__HOW TO COMPLETE THIS TASK__: An exact copy of every record, without the pictures, is what should come back.

Interface dataset entries:
▽

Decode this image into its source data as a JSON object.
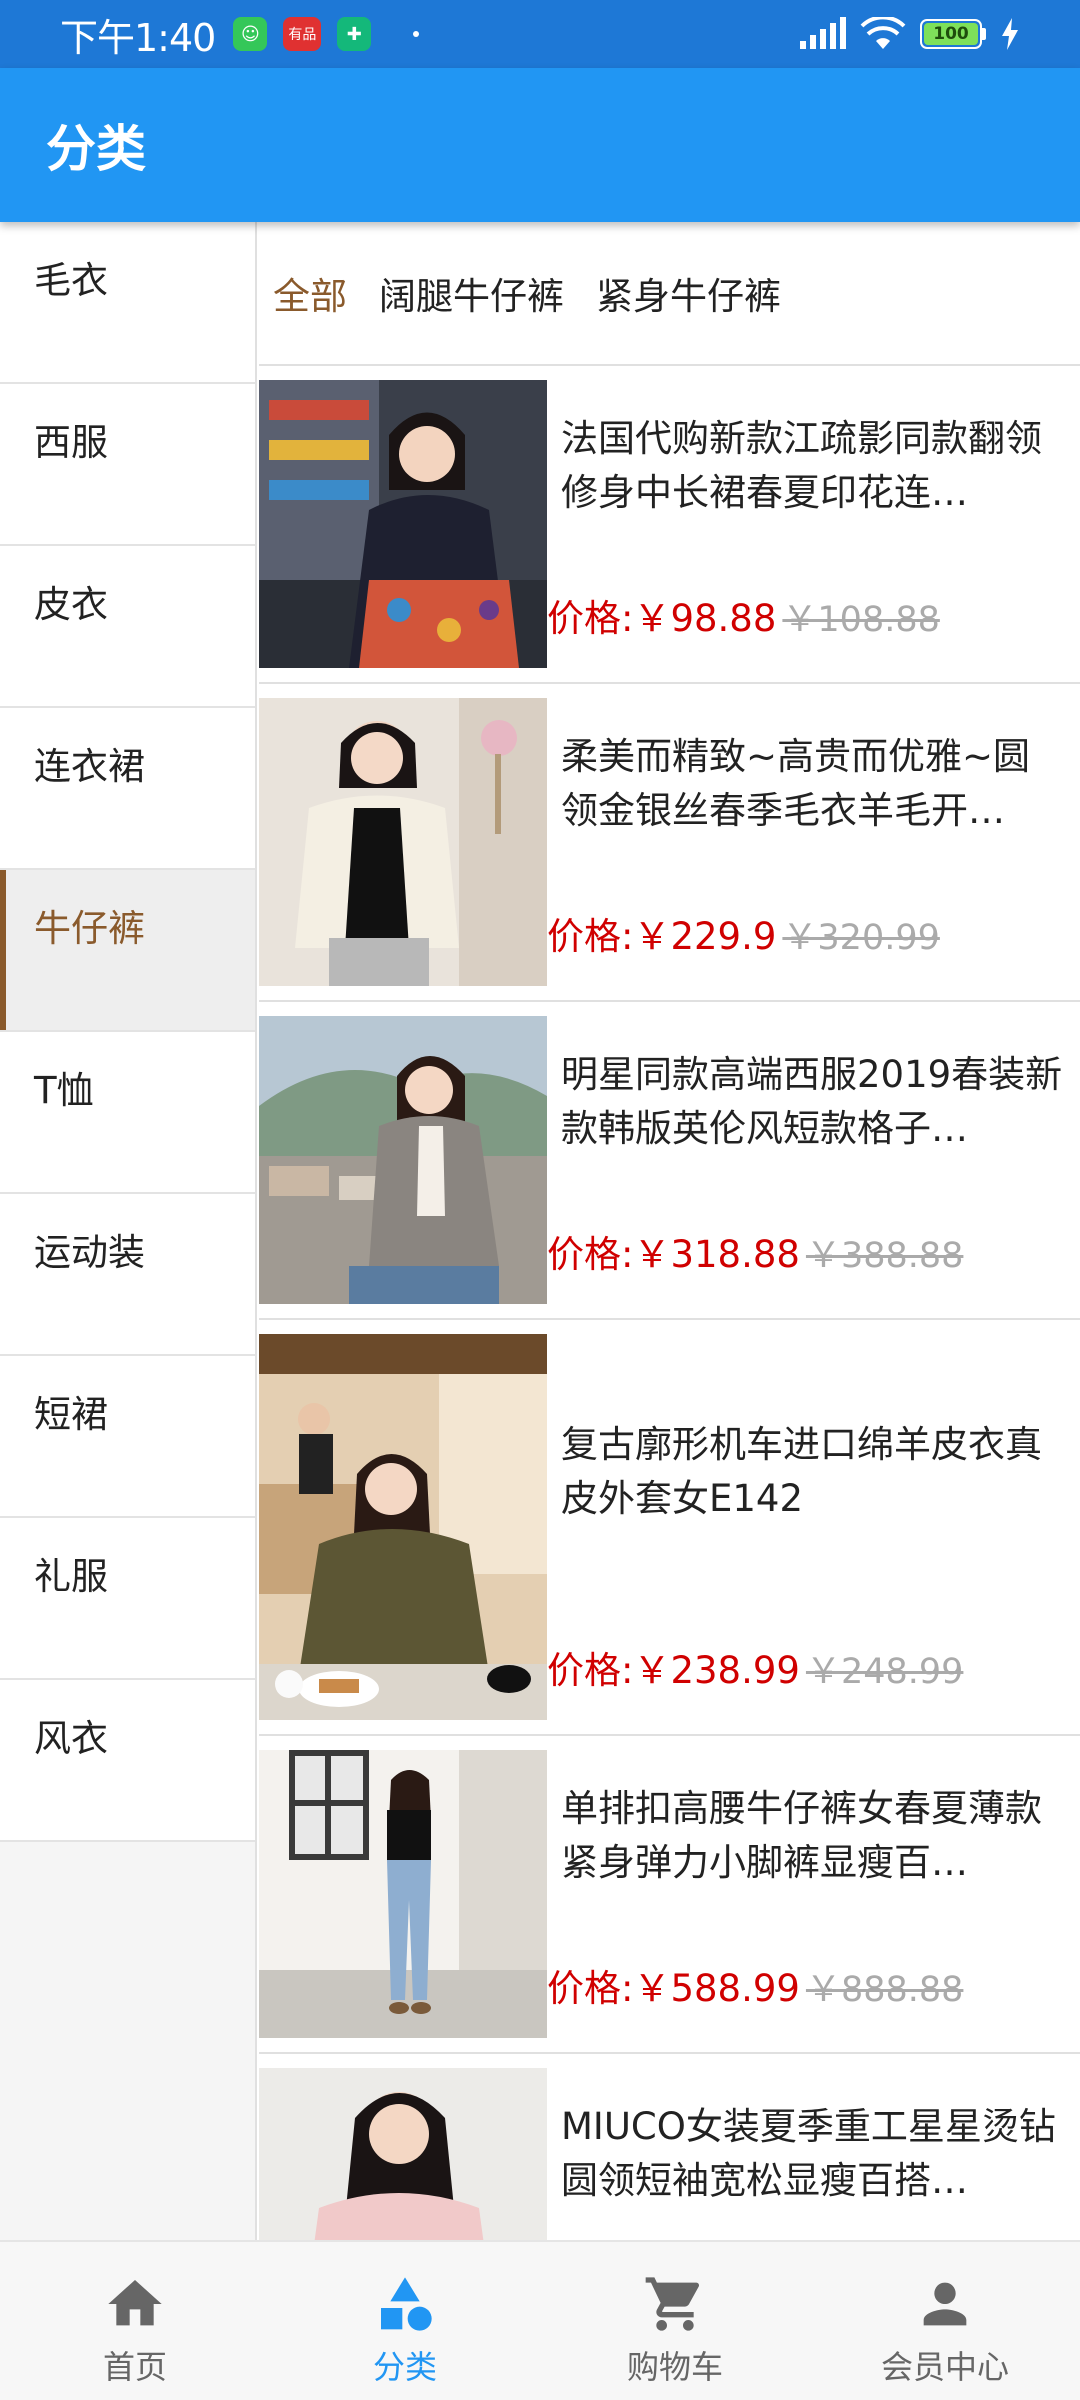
{
  "status_bar": {
    "time": "下午1:40",
    "battery": "100",
    "app_badge_2": "有品"
  },
  "app_bar": {
    "title": "分类"
  },
  "sidebar": {
    "items": [
      {
        "label": "毛衣"
      },
      {
        "label": "西服"
      },
      {
        "label": "皮衣"
      },
      {
        "label": "连衣裙"
      },
      {
        "label": "牛仔裤",
        "active": true
      },
      {
        "label": "T恤"
      },
      {
        "label": "运动装"
      },
      {
        "label": "短裙"
      },
      {
        "label": "礼服"
      },
      {
        "label": "风衣"
      }
    ]
  },
  "subcategories": [
    {
      "label": "全部",
      "active": true
    },
    {
      "label": "阔腿牛仔裤"
    },
    {
      "label": "紧身牛仔裤"
    }
  ],
  "products": [
    {
      "title": "法国代购新款江疏影同款翻领修身中长裙春夏印花连…",
      "price_prefix": "价格:",
      "price": "￥98.88",
      "old_price": "￥108.88"
    },
    {
      "title": "柔美而精致~高贵而优雅~圆领金银丝春季毛衣羊毛开…",
      "price_prefix": "价格:",
      "price": "￥229.9",
      "old_price": "￥320.99"
    },
    {
      "title": "明星同款高端西服2019春装新款韩版英伦风短款格子…",
      "price_prefix": "价格:",
      "price": "￥318.88",
      "old_price": "￥388.88"
    },
    {
      "title": "复古廓形机车进口绵羊皮衣真皮外套女E142",
      "price_prefix": "价格:",
      "price": "￥238.99",
      "old_price": "￥248.99"
    },
    {
      "title": "单排扣高腰牛仔裤女春夏薄款紧身弹力小脚裤显瘦百…",
      "price_prefix": "价格:",
      "price": "￥588.99",
      "old_price": "￥888.88"
    },
    {
      "title": "MIUCO女装夏季重工星星烫钻圆领短袖宽松显瘦百搭…",
      "price_prefix": "价格:",
      "price": "",
      "old_price": ""
    }
  ],
  "tab_bar": {
    "tabs": [
      {
        "label": "首页",
        "icon": "home-icon"
      },
      {
        "label": "分类",
        "icon": "category-icon",
        "active": true
      },
      {
        "label": "购物车",
        "icon": "cart-icon"
      },
      {
        "label": "会员中心",
        "icon": "person-icon"
      }
    ]
  },
  "colors": {
    "primary": "#2196f3",
    "status_bar": "#1e78d6",
    "accent_brown": "#8a5a2c",
    "price_red": "#d00000"
  }
}
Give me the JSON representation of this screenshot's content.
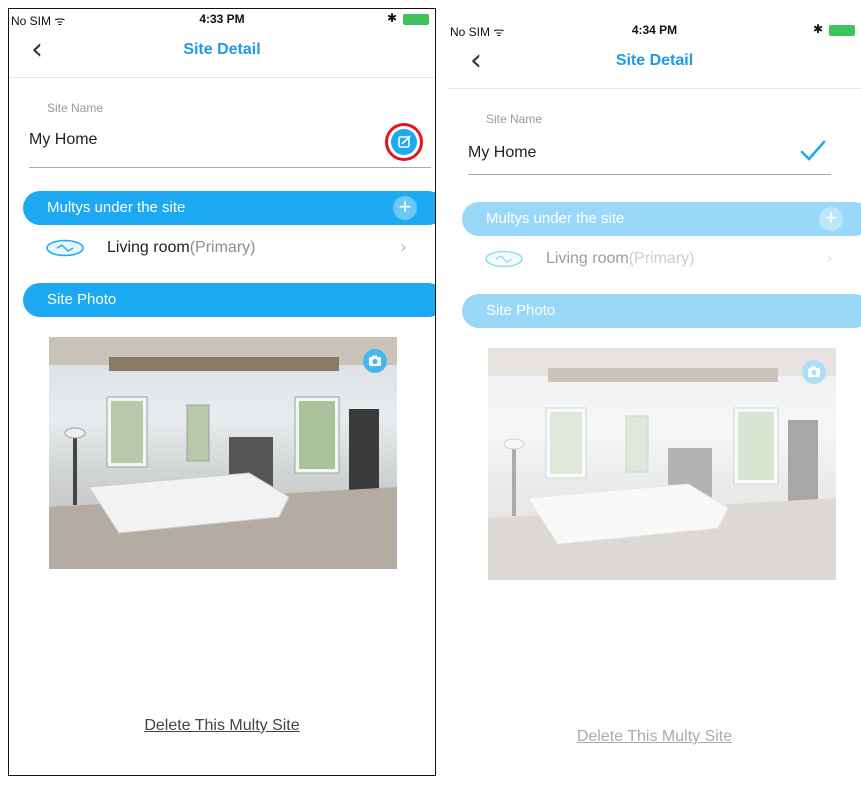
{
  "screens": [
    {
      "status": {
        "carrier": "No SIM ᯤ",
        "time": "4:33 PM",
        "bt": "✱"
      },
      "nav": {
        "title": "Site Detail"
      },
      "site_name_label": "Site Name",
      "site_name_value": "My Home",
      "multys_header": "Multys under the site",
      "device": {
        "name": "Living room",
        "tag": "(Primary)"
      },
      "photo_header": "Site Photo",
      "delete_label": "Delete This Multy Site"
    },
    {
      "status": {
        "carrier": "No SIM ᯤ",
        "time": "4:34 PM",
        "bt": "✱"
      },
      "nav": {
        "title": "Site Detail"
      },
      "site_name_label": "Site Name",
      "site_name_value": "My Home",
      "multys_header": "Multys under the site",
      "device": {
        "name": "Living room",
        "tag": "(Primary)"
      },
      "photo_header": "Site Photo",
      "delete_label": "Delete This Multy Site"
    }
  ],
  "colors": {
    "accent": "#1ca9f2",
    "title": "#1e9be8",
    "highlight_ring": "#e5161b"
  }
}
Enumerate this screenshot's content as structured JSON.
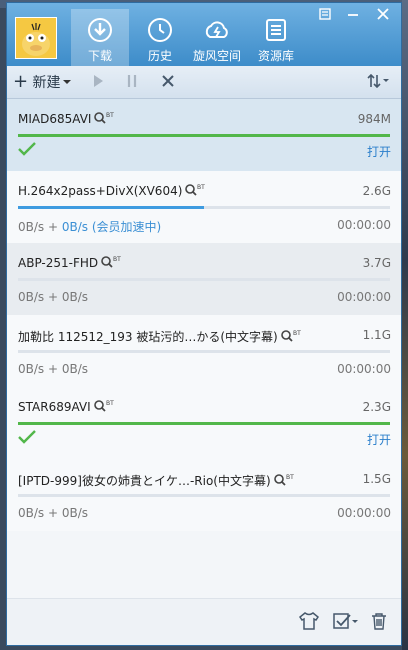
{
  "nav": {
    "tabs": [
      {
        "label": "下载",
        "icon": "download-icon",
        "active": true
      },
      {
        "label": "历史",
        "icon": "history-icon",
        "active": false
      },
      {
        "label": "旋风空间",
        "icon": "cloud-icon",
        "active": false
      },
      {
        "label": "资源库",
        "icon": "library-icon",
        "active": false
      }
    ]
  },
  "toolbar": {
    "new_label": "新建"
  },
  "downloads": [
    {
      "name": "MIAD685AVI",
      "size": "984M",
      "progress": 1.0,
      "completed": true,
      "action": "打开"
    },
    {
      "name": "H.264x2pass+DivX(XV604)",
      "size": "2.6G",
      "progress": 0.5,
      "speed": "0B/s + ",
      "accel": "0B/s (会员加速中)",
      "time": "00:00:00"
    },
    {
      "name": "ABP-251-FHD",
      "size": "3.7G",
      "progress": 0.0,
      "speed": "0B/s + 0B/s",
      "time": "00:00:00"
    },
    {
      "name": "加勒比 112512_193 被玷污的…かる(中文字幕)",
      "size": "1.1G",
      "progress": 0.0,
      "speed": "0B/s + 0B/s",
      "time": "00:00:00"
    },
    {
      "name": "STAR689AVI",
      "size": "2.3G",
      "progress": 1.0,
      "completed": true,
      "action": "打开"
    },
    {
      "name": "[IPTD-999]彼女の姉貴とイケ…-Rio(中文字幕)",
      "size": "1.5G",
      "progress": 0.0,
      "speed": "0B/s + 0B/s",
      "time": "00:00:00"
    }
  ],
  "colors": {
    "accent": "#3d8cc9",
    "complete": "#52b74a",
    "link": "#2b7fcb"
  }
}
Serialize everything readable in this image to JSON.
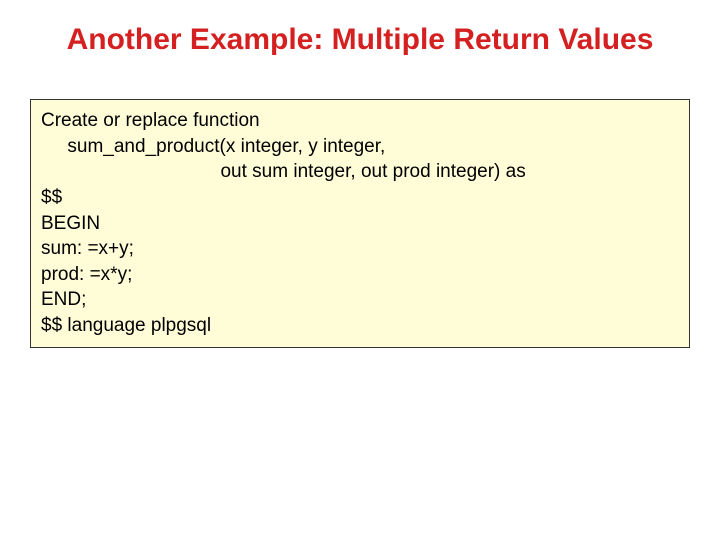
{
  "title": "Another Example: Multiple Return Values",
  "code": {
    "lines": [
      "Create or replace function",
      "     sum_and_product(x integer, y integer,",
      "                                  out sum integer, out prod integer) as",
      "$$",
      "BEGIN",
      "sum: =x+y;",
      "prod: =x*y;",
      "END;",
      "$$ language plpgsql"
    ]
  }
}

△

__COMPLETED TASK__:
Decode this image into its source data as a JSON object.
{
  "status_bar": {
    "time": "下午1:40",
    "battery": "100",
    "app_badge_2": "有品"
  },
  "app_bar": {
    "title": "分类"
  },
  "sidebar": {
    "items": [
      {
        "label": "毛衣"
      },
      {
        "label": "西服"
      },
      {
        "label": "皮衣"
      },
      {
        "label": "连衣裙"
      },
      {
        "label": "牛仔裤",
        "active": true
      },
      {
        "label": "T恤"
      },
      {
        "label": "运动装"
      },
      {
        "label": "短裙"
      },
      {
        "label": "礼服"
      },
      {
        "label": "风衣"
      }
    ]
  },
  "subcategories": [
    {
      "label": "全部",
      "active": true
    },
    {
      "label": "阔腿牛仔裤"
    },
    {
      "label": "紧身牛仔裤"
    }
  ],
  "products": [
    {
      "title": "法国代购新款江疏影同款翻领修身中长裙春夏印花连…",
      "price_prefix": "价格:",
      "price": "￥98.88",
      "old_price": "￥108.88"
    },
    {
      "title": "柔美而精致~高贵而优雅~圆领金银丝春季毛衣羊毛开…",
      "price_prefix": "价格:",
      "price": "￥229.9",
      "old_price": "￥320.99"
    },
    {
      "title": "明星同款高端西服2019春装新款韩版英伦风短款格子…",
      "price_prefix": "价格:",
      "price": "￥318.88",
      "old_price": "￥388.88"
    },
    {
      "title": "复古廓形机车进口绵羊皮衣真皮外套女E142",
      "price_prefix": "价格:",
      "price": "￥238.99",
      "old_price": "￥248.99"
    },
    {
      "title": "单排扣高腰牛仔裤女春夏薄款紧身弹力小脚裤显瘦百…",
      "price_prefix": "价格:",
      "price": "￥588.99",
      "old_price": "￥888.88"
    },
    {
      "title": "MIUCO女装夏季重工星星烫钻圆领短袖宽松显瘦百搭…",
      "price_prefix": "价格:",
      "price": "",
      "old_price": ""
    }
  ],
  "tab_bar": {
    "tabs": [
      {
        "label": "首页",
        "icon": "home-icon"
      },
      {
        "label": "分类",
        "icon": "category-icon",
        "active": true
      },
      {
        "label": "购物车",
        "icon": "cart-icon"
      },
      {
        "label": "会员中心",
        "icon": "person-icon"
      }
    ]
  },
  "colors": {
    "primary": "#2196f3",
    "status_bar": "#1e78d6",
    "accent_brown": "#8a5a2c",
    "price_red": "#d00000"
  }
}
Give me the JSON representation of this screenshot's content.
{
  "screens": [
    {
      "status": {
        "carrier": "No SIM ᯤ",
        "time": "4:33 PM",
        "bt": "✱"
      },
      "nav": {
        "title": "Site Detail"
      },
      "site_name_label": "Site Name",
      "site_name_value": "My Home",
      "multys_header": "Multys under the site",
      "device": {
        "name": "Living room",
        "tag": "(Primary)"
      },
      "photo_header": "Site Photo",
      "delete_label": "Delete This Multy Site"
    },
    {
      "status": {
        "carrier": "No SIM ᯤ",
        "time": "4:34 PM",
        "bt": "✱"
      },
      "nav": {
        "title": "Site Detail"
      },
      "site_name_label": "Site Name",
      "site_name_value": "My Home",
      "multys_header": "Multys under the site",
      "device": {
        "name": "Living room",
        "tag": "(Primary)"
      },
      "photo_header": "Site Photo",
      "delete_label": "Delete This Multy Site"
    }
  ],
  "colors": {
    "accent": "#1ca9f2",
    "title": "#1e9be8",
    "highlight_ring": "#e5161b"
  }
}
Enumerate this screenshot's content as structured JSON.
{
  "nav": {
    "tabs": [
      {
        "label": "下载",
        "icon": "download-icon",
        "active": true
      },
      {
        "label": "历史",
        "icon": "history-icon",
        "active": false
      },
      {
        "label": "旋风空间",
        "icon": "cloud-icon",
        "active": false
      },
      {
        "label": "资源库",
        "icon": "library-icon",
        "active": false
      }
    ]
  },
  "toolbar": {
    "new_label": "新建"
  },
  "downloads": [
    {
      "name": "MIAD685AVI",
      "size": "984M",
      "progress": 1.0,
      "completed": true,
      "action": "打开"
    },
    {
      "name": "H.264x2pass+DivX(XV604)",
      "size": "2.6G",
      "progress": 0.5,
      "speed": "0B/s + ",
      "accel": "0B/s (会员加速中)",
      "time": "00:00:00"
    },
    {
      "name": "ABP-251-FHD",
      "size": "3.7G",
      "progress": 0.0,
      "speed": "0B/s + 0B/s",
      "time": "00:00:00"
    },
    {
      "name": "加勒比 112512_193 被玷污的…かる(中文字幕)",
      "size": "1.1G",
      "progress": 0.0,
      "speed": "0B/s + 0B/s",
      "time": "00:00:00"
    },
    {
      "name": "STAR689AVI",
      "size": "2.3G",
      "progress": 1.0,
      "completed": true,
      "action": "打开"
    },
    {
      "name": "[IPTD-999]彼女の姉貴とイケ…-Rio(中文字幕)",
      "size": "1.5G",
      "progress": 0.0,
      "speed": "0B/s + 0B/s",
      "time": "00:00:00"
    }
  ],
  "colors": {
    "accent": "#3d8cc9",
    "complete": "#52b74a",
    "link": "#2b7fcb"
  }
}
Serialize everything readable in this image to JSON.
{
  "title": "Another Example: Multiple Return Values",
  "code": {
    "lines": [
      "Create or replace function",
      "     sum_and_product(x integer, y integer,",
      "                                  out sum integer, out prod integer) as",
      "$$",
      "BEGIN",
      "sum: =x+y;",
      "prod: =x*y;",
      "END;",
      "$$ language plpgsql"
    ]
  }
}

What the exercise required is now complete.